Problem to work on:
Pull every line holding the word "source" out of the data and copy it.

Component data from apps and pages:
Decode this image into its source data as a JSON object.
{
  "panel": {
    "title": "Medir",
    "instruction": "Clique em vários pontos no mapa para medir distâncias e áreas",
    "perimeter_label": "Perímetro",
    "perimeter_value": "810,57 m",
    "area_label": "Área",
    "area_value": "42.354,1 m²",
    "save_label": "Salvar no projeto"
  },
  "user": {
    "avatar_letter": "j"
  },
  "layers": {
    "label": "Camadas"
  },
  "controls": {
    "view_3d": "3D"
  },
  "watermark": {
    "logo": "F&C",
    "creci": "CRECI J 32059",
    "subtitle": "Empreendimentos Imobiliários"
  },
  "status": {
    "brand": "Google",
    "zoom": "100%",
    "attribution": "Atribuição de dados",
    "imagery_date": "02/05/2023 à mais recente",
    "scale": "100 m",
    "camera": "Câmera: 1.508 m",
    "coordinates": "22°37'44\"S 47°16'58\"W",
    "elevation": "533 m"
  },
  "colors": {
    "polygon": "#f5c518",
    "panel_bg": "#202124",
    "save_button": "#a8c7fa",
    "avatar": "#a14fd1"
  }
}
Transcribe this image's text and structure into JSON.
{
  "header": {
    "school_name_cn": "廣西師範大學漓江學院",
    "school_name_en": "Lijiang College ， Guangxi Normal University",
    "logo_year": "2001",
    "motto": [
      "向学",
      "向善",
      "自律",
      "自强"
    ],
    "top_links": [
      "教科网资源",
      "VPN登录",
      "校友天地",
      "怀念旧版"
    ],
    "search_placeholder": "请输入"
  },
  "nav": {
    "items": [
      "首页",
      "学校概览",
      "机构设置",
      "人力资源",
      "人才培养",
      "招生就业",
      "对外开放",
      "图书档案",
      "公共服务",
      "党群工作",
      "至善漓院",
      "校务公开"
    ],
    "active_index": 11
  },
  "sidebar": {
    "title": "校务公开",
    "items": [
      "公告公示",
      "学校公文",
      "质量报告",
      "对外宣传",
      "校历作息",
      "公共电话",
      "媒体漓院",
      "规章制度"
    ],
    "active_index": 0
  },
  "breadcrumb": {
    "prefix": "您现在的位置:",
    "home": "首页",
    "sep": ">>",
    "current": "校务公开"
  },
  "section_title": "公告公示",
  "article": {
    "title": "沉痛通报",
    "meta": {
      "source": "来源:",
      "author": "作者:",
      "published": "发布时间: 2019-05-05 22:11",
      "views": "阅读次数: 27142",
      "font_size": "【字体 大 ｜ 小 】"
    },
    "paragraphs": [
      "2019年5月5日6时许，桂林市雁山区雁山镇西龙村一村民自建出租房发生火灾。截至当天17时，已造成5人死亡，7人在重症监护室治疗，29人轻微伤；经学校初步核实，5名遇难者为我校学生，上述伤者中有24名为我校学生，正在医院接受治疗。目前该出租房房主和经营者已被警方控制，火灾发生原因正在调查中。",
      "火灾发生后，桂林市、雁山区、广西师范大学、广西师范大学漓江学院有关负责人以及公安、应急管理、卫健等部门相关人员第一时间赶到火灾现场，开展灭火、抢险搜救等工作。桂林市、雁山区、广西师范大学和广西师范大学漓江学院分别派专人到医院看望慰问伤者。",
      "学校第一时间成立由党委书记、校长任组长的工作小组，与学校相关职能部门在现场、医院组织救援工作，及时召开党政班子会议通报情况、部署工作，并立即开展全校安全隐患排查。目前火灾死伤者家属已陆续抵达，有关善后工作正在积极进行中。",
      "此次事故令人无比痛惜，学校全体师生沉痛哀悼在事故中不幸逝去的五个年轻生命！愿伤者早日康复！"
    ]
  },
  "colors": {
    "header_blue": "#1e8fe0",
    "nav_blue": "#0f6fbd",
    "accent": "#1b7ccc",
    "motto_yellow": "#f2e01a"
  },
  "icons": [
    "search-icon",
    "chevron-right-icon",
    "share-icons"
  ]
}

Response box:
Decode this image into its source data as a JSON object.
      "source": "来源:",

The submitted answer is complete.